Monday morning after a SMALL breakfast, we leisurely meandered to the Testaccio district, South West of the heart of Rome. We found the local market and wine shop as instructed by our pre-tour pack and watched the locals go by whilst sipping a coffee. No cappuccino after 11am in Italy it's the law!! It's suggested you shouldn't drink milk on a full stomach, hence not with a meal anytime after breakfast. As our fellow foodies joined us, Kenny our tour guide for the next few hours appeared.
After some quick introductions, we headed to the Testaccio covered market to meet some local celebrities and try some of their products. We sampled local cheeses such as buffalo mozzarella, various cured meats and 4 varieties of tomatoes from a possible 50. Rather than choose a type of tomato, Carmelo will ask you what you're cooking and TELL you which types you need!
|Cured meat in E Volpetti|
|Sampling tiramisu at Barberini|
As a breather from the food, we were shown around a local non-catholic cemetery for foreigners. This is the resting place of English poet John Keats, who when diagnosed with tuberculosis was told to seek Mediteranian climates to cure his illness. Alas, it didn't work and he died in 1821 in Italy.

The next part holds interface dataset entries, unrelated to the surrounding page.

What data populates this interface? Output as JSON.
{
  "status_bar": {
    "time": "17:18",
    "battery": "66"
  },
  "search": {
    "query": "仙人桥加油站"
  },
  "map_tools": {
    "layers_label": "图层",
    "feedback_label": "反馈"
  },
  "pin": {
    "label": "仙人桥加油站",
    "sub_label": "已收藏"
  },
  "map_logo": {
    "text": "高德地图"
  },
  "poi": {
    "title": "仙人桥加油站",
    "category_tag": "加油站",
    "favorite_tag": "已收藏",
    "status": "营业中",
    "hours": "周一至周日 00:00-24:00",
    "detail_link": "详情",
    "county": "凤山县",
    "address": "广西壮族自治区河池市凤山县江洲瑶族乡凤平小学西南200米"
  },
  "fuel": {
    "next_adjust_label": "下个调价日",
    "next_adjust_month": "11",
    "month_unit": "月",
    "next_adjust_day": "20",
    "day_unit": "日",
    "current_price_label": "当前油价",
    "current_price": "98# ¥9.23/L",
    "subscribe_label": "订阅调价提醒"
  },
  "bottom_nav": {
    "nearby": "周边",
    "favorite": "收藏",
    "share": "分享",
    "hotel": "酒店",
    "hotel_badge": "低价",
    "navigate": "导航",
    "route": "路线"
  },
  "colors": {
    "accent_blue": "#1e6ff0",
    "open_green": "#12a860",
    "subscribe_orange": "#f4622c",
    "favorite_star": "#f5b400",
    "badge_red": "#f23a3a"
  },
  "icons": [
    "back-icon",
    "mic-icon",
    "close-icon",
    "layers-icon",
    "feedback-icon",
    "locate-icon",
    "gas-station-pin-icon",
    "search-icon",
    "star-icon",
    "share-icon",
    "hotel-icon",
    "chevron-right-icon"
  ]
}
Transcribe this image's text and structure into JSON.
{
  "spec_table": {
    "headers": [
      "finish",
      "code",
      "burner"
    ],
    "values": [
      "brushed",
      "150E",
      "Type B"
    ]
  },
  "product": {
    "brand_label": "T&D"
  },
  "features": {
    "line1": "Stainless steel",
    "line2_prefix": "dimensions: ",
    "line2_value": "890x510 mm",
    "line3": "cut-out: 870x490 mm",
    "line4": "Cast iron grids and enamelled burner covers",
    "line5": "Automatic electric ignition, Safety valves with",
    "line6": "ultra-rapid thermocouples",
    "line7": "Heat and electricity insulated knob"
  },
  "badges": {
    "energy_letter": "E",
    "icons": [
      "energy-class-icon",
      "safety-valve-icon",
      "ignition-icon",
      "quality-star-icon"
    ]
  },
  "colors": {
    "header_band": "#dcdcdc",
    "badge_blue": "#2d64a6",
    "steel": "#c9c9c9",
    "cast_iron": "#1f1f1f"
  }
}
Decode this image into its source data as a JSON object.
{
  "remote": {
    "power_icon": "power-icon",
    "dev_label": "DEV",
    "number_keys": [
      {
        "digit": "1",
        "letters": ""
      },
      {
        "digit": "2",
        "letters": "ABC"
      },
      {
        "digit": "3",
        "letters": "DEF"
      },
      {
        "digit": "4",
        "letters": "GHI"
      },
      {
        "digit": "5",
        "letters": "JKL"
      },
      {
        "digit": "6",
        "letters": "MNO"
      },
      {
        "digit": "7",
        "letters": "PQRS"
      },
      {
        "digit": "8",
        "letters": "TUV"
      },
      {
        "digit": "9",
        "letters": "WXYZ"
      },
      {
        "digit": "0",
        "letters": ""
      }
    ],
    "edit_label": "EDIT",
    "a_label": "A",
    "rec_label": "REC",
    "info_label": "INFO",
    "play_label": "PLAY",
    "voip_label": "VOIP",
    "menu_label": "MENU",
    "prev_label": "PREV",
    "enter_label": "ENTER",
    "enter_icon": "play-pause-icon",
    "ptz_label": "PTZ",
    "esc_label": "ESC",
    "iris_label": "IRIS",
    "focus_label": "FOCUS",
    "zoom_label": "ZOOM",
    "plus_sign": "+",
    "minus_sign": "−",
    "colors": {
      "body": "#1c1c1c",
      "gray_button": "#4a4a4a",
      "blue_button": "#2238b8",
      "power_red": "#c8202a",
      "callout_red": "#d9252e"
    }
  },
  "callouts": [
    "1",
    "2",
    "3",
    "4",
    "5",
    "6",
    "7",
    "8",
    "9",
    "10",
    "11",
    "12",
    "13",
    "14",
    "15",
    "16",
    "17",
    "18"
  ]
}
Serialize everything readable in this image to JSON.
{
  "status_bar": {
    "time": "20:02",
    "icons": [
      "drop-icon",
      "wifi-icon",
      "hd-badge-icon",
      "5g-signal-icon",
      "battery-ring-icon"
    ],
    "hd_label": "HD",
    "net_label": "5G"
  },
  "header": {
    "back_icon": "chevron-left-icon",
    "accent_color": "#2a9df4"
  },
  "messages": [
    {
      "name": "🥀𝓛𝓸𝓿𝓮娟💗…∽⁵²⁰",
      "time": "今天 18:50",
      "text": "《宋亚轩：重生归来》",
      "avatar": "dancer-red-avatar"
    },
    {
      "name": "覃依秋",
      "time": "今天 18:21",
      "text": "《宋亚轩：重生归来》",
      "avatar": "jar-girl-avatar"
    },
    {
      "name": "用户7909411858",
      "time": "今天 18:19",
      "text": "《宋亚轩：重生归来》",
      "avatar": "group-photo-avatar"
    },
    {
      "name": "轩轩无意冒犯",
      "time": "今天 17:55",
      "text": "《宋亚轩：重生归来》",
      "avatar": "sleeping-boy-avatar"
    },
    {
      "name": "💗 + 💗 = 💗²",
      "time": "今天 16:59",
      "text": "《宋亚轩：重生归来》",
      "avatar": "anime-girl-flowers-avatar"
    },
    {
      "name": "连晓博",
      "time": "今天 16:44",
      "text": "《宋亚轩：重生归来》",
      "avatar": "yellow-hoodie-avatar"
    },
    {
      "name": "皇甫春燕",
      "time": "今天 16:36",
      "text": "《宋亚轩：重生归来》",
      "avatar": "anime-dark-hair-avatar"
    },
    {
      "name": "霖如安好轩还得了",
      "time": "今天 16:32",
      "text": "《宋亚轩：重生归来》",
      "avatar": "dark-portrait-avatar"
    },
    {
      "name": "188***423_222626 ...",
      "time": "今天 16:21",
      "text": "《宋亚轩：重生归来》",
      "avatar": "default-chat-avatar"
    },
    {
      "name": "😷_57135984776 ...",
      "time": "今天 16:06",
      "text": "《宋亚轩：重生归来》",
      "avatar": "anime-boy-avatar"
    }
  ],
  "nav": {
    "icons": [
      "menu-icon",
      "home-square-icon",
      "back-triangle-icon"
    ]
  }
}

Lunchtime brought us to a mountain, literally. Monte Testaccio is a mountain made of old un-recyclable terracotta pots from those they shipped in to Rome via the river. The broken clay was piled on top of each other year after year. One day a man decided to open a restaurant directly underneath it. People didn't think he would complete such as challenge and so when opening it, he called it Al Velavevodetto, which means "I told you so". For lunch we had three types of pasta washed down with a drop of wine.
After lunch Kenny took us to the old local slaughter house, Roma's old football stadium and to more food. This time we sampled a suppli which consists of rissoto rice in a breadcrumb ball. Italian post-pub fast food. Finally we finished at Giolitti, an ice cream parlour, where we had a lesson on the difference between gelato and ice cream (gelato less air, more natural colours, much nicer). We then tucked into some delicious gelato to round off an amazing food / history tour of Rome and the Testaccio area.